Budget retailer Poundland has been forced to review its dress code after a row erupted on social networking sites following claims that it had banned staff from wearing remembrance poppies.
In a statement on Facebook, Poundland said it was not against employees wearing a poppy, but they were not allowed to do so on the shop floor because it is not part of staff uniform.
But the company said that it will now allow workers to "use their own discretion in wearing poppies" after hundreds of customers threatened to boycott its stores.
It had been claimed on Facebook that one member of staff was sent home from work and faced losing her job after refusing to remove her poppy.
But in a statement Poundland said: "On Friday 28th October a situation in Northern Ireland was brought to the company's attention where a store colleague was politely asked to remove a poppy by our store manager in order to comply with company policy.
"The store colleague decided to walk out and stated that she would return on Monday next wearing her poppy."
The red poppy has become a familiar emblem of Remembrance Day and is worn as a mark of respect to servicemen and women who have been killed or injured fighting for their country.
The claims that Poundland had banned staff from wearing them sparked the row on Twitter and the store's Facebook page, with hundreds of people expressing outrage at the policy.
Comments included "disgusting" and "shameful", and some customers said they would no longer shop at the store, describing it as a "disgrace".

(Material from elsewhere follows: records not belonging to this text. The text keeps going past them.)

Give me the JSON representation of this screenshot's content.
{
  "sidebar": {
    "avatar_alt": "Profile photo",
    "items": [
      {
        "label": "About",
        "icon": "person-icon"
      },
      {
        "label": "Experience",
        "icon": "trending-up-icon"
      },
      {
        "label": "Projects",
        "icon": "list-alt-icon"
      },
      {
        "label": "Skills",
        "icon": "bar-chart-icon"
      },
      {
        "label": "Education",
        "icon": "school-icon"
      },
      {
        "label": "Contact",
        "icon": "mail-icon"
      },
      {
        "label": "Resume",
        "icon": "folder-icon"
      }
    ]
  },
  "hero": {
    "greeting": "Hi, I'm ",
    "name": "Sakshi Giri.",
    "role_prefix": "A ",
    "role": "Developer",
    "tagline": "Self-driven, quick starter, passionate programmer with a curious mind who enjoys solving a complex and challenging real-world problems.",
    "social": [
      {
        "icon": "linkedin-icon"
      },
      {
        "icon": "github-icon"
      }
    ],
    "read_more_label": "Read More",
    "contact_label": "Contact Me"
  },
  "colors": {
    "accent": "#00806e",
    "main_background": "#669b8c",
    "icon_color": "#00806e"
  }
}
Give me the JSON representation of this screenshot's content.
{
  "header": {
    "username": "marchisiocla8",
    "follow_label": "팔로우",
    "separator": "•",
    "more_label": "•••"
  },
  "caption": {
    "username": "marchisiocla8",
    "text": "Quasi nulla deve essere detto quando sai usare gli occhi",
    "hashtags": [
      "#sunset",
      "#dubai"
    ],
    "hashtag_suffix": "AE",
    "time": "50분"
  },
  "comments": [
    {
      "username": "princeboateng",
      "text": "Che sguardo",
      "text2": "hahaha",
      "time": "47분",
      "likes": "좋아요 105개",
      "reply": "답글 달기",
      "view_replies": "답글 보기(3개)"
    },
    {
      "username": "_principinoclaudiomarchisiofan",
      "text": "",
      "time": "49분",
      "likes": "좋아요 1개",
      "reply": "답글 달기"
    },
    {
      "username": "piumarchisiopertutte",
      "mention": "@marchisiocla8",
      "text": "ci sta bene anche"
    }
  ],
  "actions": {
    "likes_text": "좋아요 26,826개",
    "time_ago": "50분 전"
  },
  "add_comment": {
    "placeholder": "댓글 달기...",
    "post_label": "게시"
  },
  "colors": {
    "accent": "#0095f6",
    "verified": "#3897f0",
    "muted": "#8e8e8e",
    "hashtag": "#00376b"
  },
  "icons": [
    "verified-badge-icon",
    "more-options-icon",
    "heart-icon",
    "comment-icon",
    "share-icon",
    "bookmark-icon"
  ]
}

One Poundland employee, Vicky Hill, left the message: "I don't think this is right. It's a sign of respect. Everyone has the right to wear a poppy."